(SOURCE MATERIAL)
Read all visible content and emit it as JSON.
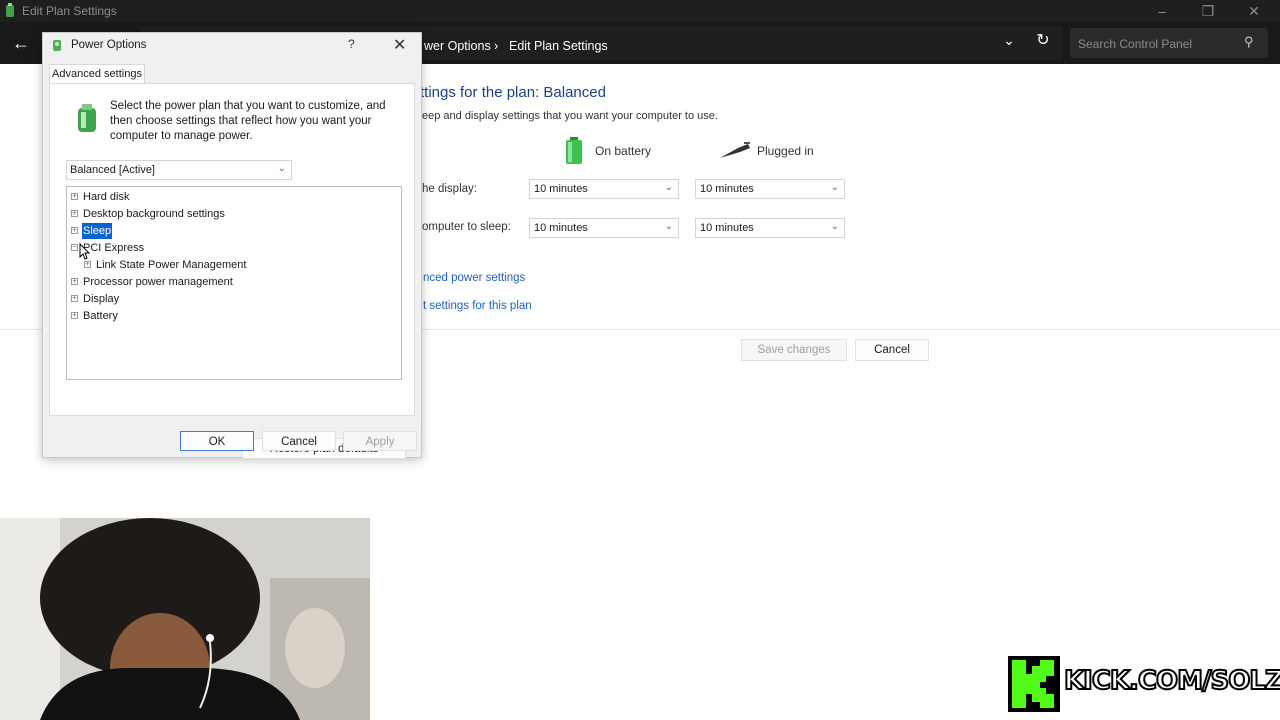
{
  "window": {
    "title": "Edit Plan Settings",
    "app_icon": "control-panel-icon"
  },
  "navbar": {
    "breadcrumb": [
      "wer Options",
      "Edit Plan Settings"
    ],
    "search_placeholder": "Search Control Panel"
  },
  "plan_settings": {
    "heading": "ttings for the plan: Balanced",
    "description": "eep and display settings that you want your computer to use.",
    "columns": {
      "battery": "On battery",
      "plugged": "Plugged in"
    },
    "rows": [
      {
        "label": "he display:",
        "battery": "10 minutes",
        "plugged": "10 minutes"
      },
      {
        "label": "omputer to sleep:",
        "battery": "10 minutes",
        "plugged": "10 minutes"
      }
    ],
    "links": [
      "nced power settings",
      "t settings for this plan"
    ],
    "save_label": "Save changes",
    "cancel_label": "Cancel"
  },
  "dialog": {
    "title": "Power Options",
    "help": "?",
    "tab": "Advanced settings",
    "description": "Select the power plan that you want to customize, and then choose settings that reflect how you want your computer to manage power.",
    "plan": "Balanced [Active]",
    "tree": [
      {
        "label": "Hard disk",
        "toggle": "+"
      },
      {
        "label": "Desktop background settings",
        "toggle": "+"
      },
      {
        "label": "Sleep",
        "toggle": "+",
        "selected": true
      },
      {
        "label": "PCI Express",
        "toggle": "−"
      },
      {
        "label": "Link State Power Management",
        "toggle": "+"
      },
      {
        "label": "Processor power management",
        "toggle": "+"
      },
      {
        "label": "Display",
        "toggle": "+"
      },
      {
        "label": "Battery",
        "toggle": "+"
      }
    ],
    "restore_label": "Restore plan defaults",
    "ok_label": "OK",
    "cancel_label": "Cancel",
    "apply_label": "Apply"
  },
  "overlay": {
    "kick_text": "KICK.COM/SOLZ"
  },
  "colors": {
    "accent": "#0a64d6",
    "link": "#1f5fbf",
    "heading": "#1e3f8a",
    "kick_green": "#53fc18"
  }
}
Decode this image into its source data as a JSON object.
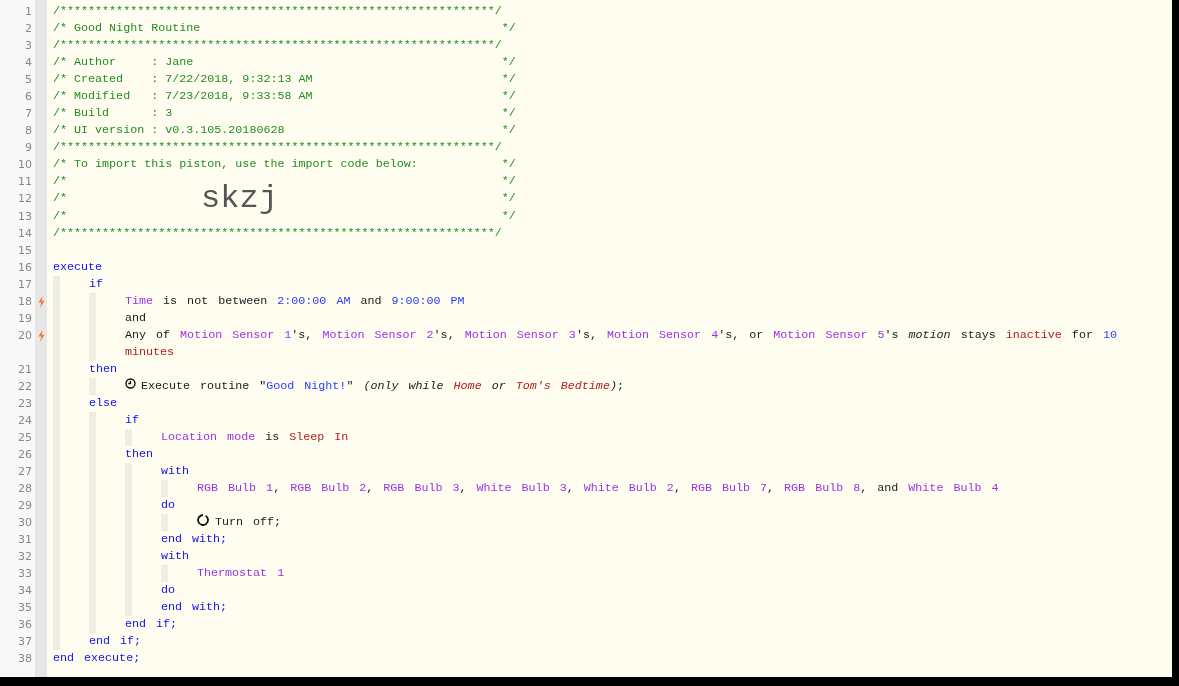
{
  "lines": [
    {
      "number": "1",
      "kind": "rule",
      "trigger": false,
      "text": "/**************************************************************/"
    },
    {
      "number": "2",
      "kind": "box",
      "trigger": false,
      "text": "/* Good Night Routine",
      "end": "*/"
    },
    {
      "number": "3",
      "kind": "rule",
      "trigger": false,
      "text": "/**************************************************************/"
    },
    {
      "number": "4",
      "kind": "box",
      "trigger": false,
      "text": "/* Author     : Jane",
      "end": "*/"
    },
    {
      "number": "5",
      "kind": "box",
      "trigger": false,
      "text": "/* Created    : 7/22/2018, 9:32:13 AM",
      "end": "*/"
    },
    {
      "number": "6",
      "kind": "box",
      "trigger": false,
      "text": "/* Modified   : 7/23/2018, 9:33:58 AM",
      "end": "*/"
    },
    {
      "number": "7",
      "kind": "box",
      "trigger": false,
      "text": "/* Build      : 3",
      "end": "*/"
    },
    {
      "number": "8",
      "kind": "box",
      "trigger": false,
      "text": "/* UI version : v0.3.105.20180628",
      "end": "*/"
    },
    {
      "number": "9",
      "kind": "rule",
      "trigger": false,
      "text": "/**************************************************************/"
    },
    {
      "number": "10",
      "kind": "box",
      "trigger": false,
      "text": "/* To import this piston, use the import code below:",
      "end": "*/"
    },
    {
      "number": "11",
      "kind": "box",
      "trigger": false,
      "text": "/*",
      "end": "*/"
    },
    {
      "number": "12",
      "kind": "box",
      "trigger": false,
      "text": "/*",
      "code": "skzj",
      "end": "*/"
    },
    {
      "number": "13",
      "kind": "box",
      "trigger": false,
      "text": "/*",
      "end": "*/"
    },
    {
      "number": "14",
      "kind": "rule",
      "trigger": false,
      "text": "/**************************************************************/"
    },
    {
      "number": "15",
      "kind": "blank",
      "trigger": false
    },
    {
      "number": "16",
      "kind": "code",
      "trigger": false,
      "tokens": [
        {
          "kind": "keyword",
          "text": "execute"
        }
      ],
      "children": [
        {
          "number": "17",
          "kind": "code",
          "trigger": false,
          "tokens": [
            {
              "kind": "keyword",
              "text": "if"
            }
          ],
          "children": [
            {
              "number": "18",
              "kind": "code",
              "trigger": true,
              "tokens": [
                {
                  "kind": "device",
                  "text": "Time"
                },
                {
                  "kind": "text",
                  "text": " is not between "
                },
                {
                  "kind": "literal",
                  "text": "2:00:00 AM"
                },
                {
                  "kind": "text",
                  "text": " and "
                },
                {
                  "kind": "literal",
                  "text": "9:00:00 PM"
                }
              ]
            },
            {
              "number": "19",
              "kind": "code",
              "trigger": false,
              "tokens": [
                {
                  "kind": "text",
                  "text": "and"
                }
              ]
            },
            {
              "number": "20",
              "kind": "code",
              "trigger": true,
              "tokens": [
                {
                  "kind": "text",
                  "text": "Any of "
                },
                {
                  "kind": "device",
                  "text": "Motion Sensor 1"
                },
                {
                  "kind": "text",
                  "text": "'s, "
                },
                {
                  "kind": "device",
                  "text": "Motion Sensor 2"
                },
                {
                  "kind": "text",
                  "text": "'s, "
                },
                {
                  "kind": "device",
                  "text": "Motion Sensor 3"
                },
                {
                  "kind": "text",
                  "text": "'s, "
                },
                {
                  "kind": "device",
                  "text": "Motion Sensor 4"
                },
                {
                  "kind": "text",
                  "text": "'s, or "
                },
                {
                  "kind": "device",
                  "text": "Motion Sensor 5"
                },
                {
                  "kind": "text",
                  "text": "'s "
                },
                {
                  "kind": "note",
                  "text": "motion"
                },
                {
                  "kind": "text",
                  "text": " stays "
                },
                {
                  "kind": "red",
                  "text": "inactive"
                },
                {
                  "kind": "text",
                  "text": " for "
                },
                {
                  "kind": "literal",
                  "text": "10"
                },
                {
                  "kind": "red",
                  "text": " minutes"
                }
              ]
            }
          ]
        },
        {
          "number": "21",
          "kind": "code",
          "trigger": false,
          "tokens": [
            {
              "kind": "keyword",
              "text": "then"
            }
          ],
          "children": [
            {
              "number": "22",
              "kind": "routine_task",
              "trigger": false,
              "tokens": [
                {
                  "kind": "text",
                  "text": "Execute routine \""
                },
                {
                  "kind": "literal",
                  "text": "Good Night!"
                },
                {
                  "kind": "text",
                  "text": "\" "
                },
                {
                  "kind": "note",
                  "text": "(only while "
                },
                {
                  "kind": "red_note",
                  "text": "Home"
                },
                {
                  "kind": "note",
                  "text": " or "
                },
                {
                  "kind": "red_note",
                  "text": "Tom's Bedtime"
                },
                {
                  "kind": "note",
                  "text": ")"
                },
                {
                  "kind": "text",
                  "text": ";"
                }
              ]
            }
          ]
        },
        {
          "number": "23",
          "kind": "code",
          "trigger": false,
          "tokens": [
            {
              "kind": "keyword",
              "text": "else"
            }
          ],
          "children": [
            {
              "number": "24",
              "kind": "code",
              "trigger": false,
              "tokens": [
                {
                  "kind": "keyword",
                  "text": "if"
                }
              ],
              "children": [
                {
                  "number": "25",
                  "kind": "code",
                  "trigger": false,
                  "tokens": [
                    {
                      "kind": "device",
                      "text": "Location mode"
                    },
                    {
                      "kind": "text",
                      "text": " is "
                    },
                    {
                      "kind": "red",
                      "text": "Sleep In"
                    }
                  ]
                }
              ]
            },
            {
              "number": "26",
              "kind": "code",
              "trigger": false,
              "tokens": [
                {
                  "kind": "keyword",
                  "text": "then"
                }
              ],
              "children": [
                {
                  "number": "27",
                  "kind": "code",
                  "trigger": false,
                  "tokens": [
                    {
                      "kind": "keyword",
                      "text": "with"
                    }
                  ],
                  "children": [
                    {
                      "number": "28",
                      "kind": "code",
                      "trigger": false,
                      "tokens": [
                        {
                          "kind": "device",
                          "text": "RGB Bulb 1"
                        },
                        {
                          "kind": "text",
                          "text": ", "
                        },
                        {
                          "kind": "device",
                          "text": "RGB Bulb 2"
                        },
                        {
                          "kind": "text",
                          "text": ", "
                        },
                        {
                          "kind": "device",
                          "text": "RGB Bulb 3"
                        },
                        {
                          "kind": "text",
                          "text": ", "
                        },
                        {
                          "kind": "device",
                          "text": "White Bulb 3"
                        },
                        {
                          "kind": "text",
                          "text": ", "
                        },
                        {
                          "kind": "device",
                          "text": "White Bulb 2"
                        },
                        {
                          "kind": "text",
                          "text": ", "
                        },
                        {
                          "kind": "device",
                          "text": "RGB Bulb 7"
                        },
                        {
                          "kind": "text",
                          "text": ", "
                        },
                        {
                          "kind": "device",
                          "text": "RGB Bulb 8"
                        },
                        {
                          "kind": "text",
                          "text": ", and "
                        },
                        {
                          "kind": "device",
                          "text": "White Bulb 4"
                        }
                      ]
                    }
                  ]
                },
                {
                  "number": "29",
                  "kind": "code",
                  "trigger": false,
                  "tokens": [
                    {
                      "kind": "keyword",
                      "text": "do"
                    }
                  ],
                  "children": [
                    {
                      "number": "30",
                      "kind": "device_task",
                      "trigger": false,
                      "tokens": [
                        {
                          "kind": "text",
                          "text": "Turn off;"
                        }
                      ]
                    }
                  ]
                },
                {
                  "number": "31",
                  "kind": "code",
                  "trigger": false,
                  "tokens": [
                    {
                      "kind": "keyword",
                      "text": "end with;"
                    }
                  ]
                },
                {
                  "number": "32",
                  "kind": "code",
                  "trigger": false,
                  "tokens": [
                    {
                      "kind": "keyword",
                      "text": "with"
                    }
                  ],
                  "children": [
                    {
                      "number": "33",
                      "kind": "code",
                      "trigger": false,
                      "tokens": [
                        {
                          "kind": "device",
                          "text": "Thermostat 1"
                        }
                      ]
                    }
                  ]
                },
                {
                  "number": "34",
                  "kind": "code",
                  "trigger": false,
                  "tokens": [
                    {
                      "kind": "keyword",
                      "text": "do"
                    }
                  ]
                },
                {
                  "number": "35",
                  "kind": "code",
                  "trigger": false,
                  "tokens": [
                    {
                      "kind": "keyword",
                      "text": "end with;"
                    }
                  ]
                }
              ]
            },
            {
              "number": "36",
              "kind": "code",
              "trigger": false,
              "tokens": [
                {
                  "kind": "keyword",
                  "text": "end if;"
                }
              ]
            }
          ]
        },
        {
          "number": "37",
          "kind": "code",
          "trigger": false,
          "tokens": [
            {
              "kind": "keyword",
              "text": "end if;"
            }
          ]
        }
      ]
    },
    {
      "number": "38",
      "kind": "code",
      "trigger": false,
      "tokens": [
        {
          "kind": "keyword",
          "text": "end execute;"
        }
      ]
    }
  ]
}
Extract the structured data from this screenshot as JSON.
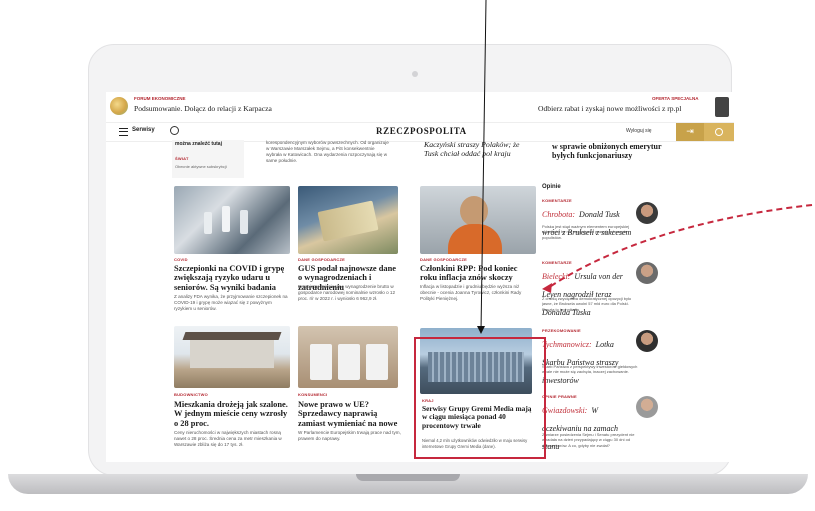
{
  "topbar": {
    "left_label": "FORUM EKONOMICZNE",
    "left_title": "Podsumowanie. Dołącz do relacji z Karpacza",
    "right_label": "OFERTA SPECJALNA",
    "right_title": "Odbierz rabat i zyskaj nowe możliwości z rp.pl"
  },
  "nav": {
    "menu_label": "Serwisy",
    "logo": "RZECZPOSPOLITA",
    "search_icon": "search-icon",
    "right_label": "Wyloguj się"
  },
  "top_row": {
    "left_text": "można znaleźć tutaj",
    "left_tag": "ŚWIAT",
    "left_small": "Obecnie aktywne subskrybcji",
    "center_small": "korespondencyjnym wyborów powszechnych. Od organizuje w Warszawie Marszałek Sejmu, a PiS konsekwentnie wybrała w Katowicach. Ona wydarzenia rozpoczynają się w same południe.",
    "mid_title": "Kaczyński straszy Polaków; że Tusk chciał oddać pol kraju",
    "right_title": "w sprawie obniżonych emerytur byłych funkcjonariuszy"
  },
  "articles": [
    {
      "tag": "COVID",
      "title": "Szczepionki na COVID i grypę zwiększają ryzyko udaru u seniorów. Są wyniki badania",
      "desc": "Z analizy FDA wynika, że przyjmowanie szczepionek na COVID-19 i grypę może wiązać się z powyżnym ryzykiem u seniorów."
    },
    {
      "tag": "DANE GOSPODARCZE",
      "title": "GUS podał najnowsze dane o wynagrodzeniach i zatrudnieniu",
      "desc": "Przeciętne miesięczne wynagrodzenie brutto w gospodarce narodowej nominalnie wzrosło o 12 proc. r/r w 2022 r. i wyniosło 6 962,9 zł."
    },
    {
      "tag": "DANE GOSPODARCZE",
      "title": "Członkini RPP: Pod koniec roku inflacja znów skoczy",
      "desc": "Inflacja w listopadzie i grudniu będzie wyższa niż obecnie - ocenia Joanna Tyrowicz, członkini Rady Polityki Pieniężnej."
    },
    {
      "tag": "BUDOWNICTWO",
      "title": "Mieszkania drożeją jak szalone. W jednym mieście ceny wzrosły o 28 proc.",
      "desc": "Ceny nieruchomości w największych miastach rosną nawet o 28 proc. Średnia cena za metr mieszkania w Warszawie zbliża się do 17 tys. zł."
    },
    {
      "tag": "KONSUMENCI",
      "title": "Nowe prawo w UE? Sprzedawcy naprawią zamiast wymieniać na nowe",
      "desc": "W Parlamencie Europejskim trwają prace nad tym, prawem do naprawy."
    },
    {
      "tag": "KRAJ",
      "title": "Serwisy Grupy Gremi Media mają w ciągu miesiąca ponad 40 procentowy trwałe",
      "desc": "Niemal 4,2 mln użytkowników odwiedziło w maju serwisy internetowe Grupy Gremi Media (dane)."
    }
  ],
  "opinions": {
    "header": "Opinie",
    "items": [
      {
        "tag": "KOMENTARZE",
        "author": "Chrobota:",
        "title": "Donald Tusk wróci z Brukseli z sukcesem",
        "desc": "Polska jest stąd ważnym elementem europejskiej układanki, by nie negocjować pozycji pokonanie populistów."
      },
      {
        "tag": "KOMENTARZE",
        "author": "Bielecki:",
        "title": "Ursula von der Leyen nagrodził teraz Donalda Tuska",
        "desc": "Z chwilą zwycięstwa demokratycznej opozycji było jasne, że Bruksela uwolni 57 mld euro dla Polski. Reszta to technikalia."
      },
      {
        "tag": "PRZEKOMOWANIE",
        "author": "Tychmanowicz:",
        "title": "Lotka Skarbu Państwa straszy inwestorów",
        "desc": "Skarb Państwa z perspektywy inwestorów giełdowych wcale nie może się zachęta, inaczej zachowanie."
      },
      {
        "tag": "OPINIE PRAWNE",
        "author": "Gwiazdowski:",
        "title": "W oczekiwaniu na zamach stanu",
        "desc": "Zamiarze posiedzenia Sejmu i Senatu prezydent nie wpadała na dzień przypadający w ciągu 30 dni od dnia wyborów. A co, gdyby nie zwołał?"
      }
    ]
  },
  "colors": {
    "accent": "#c6283e",
    "brand": "#c8a24a",
    "opinion_red": "#c0303a"
  }
}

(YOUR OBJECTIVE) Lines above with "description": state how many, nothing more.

(RESPONSE BOX) 2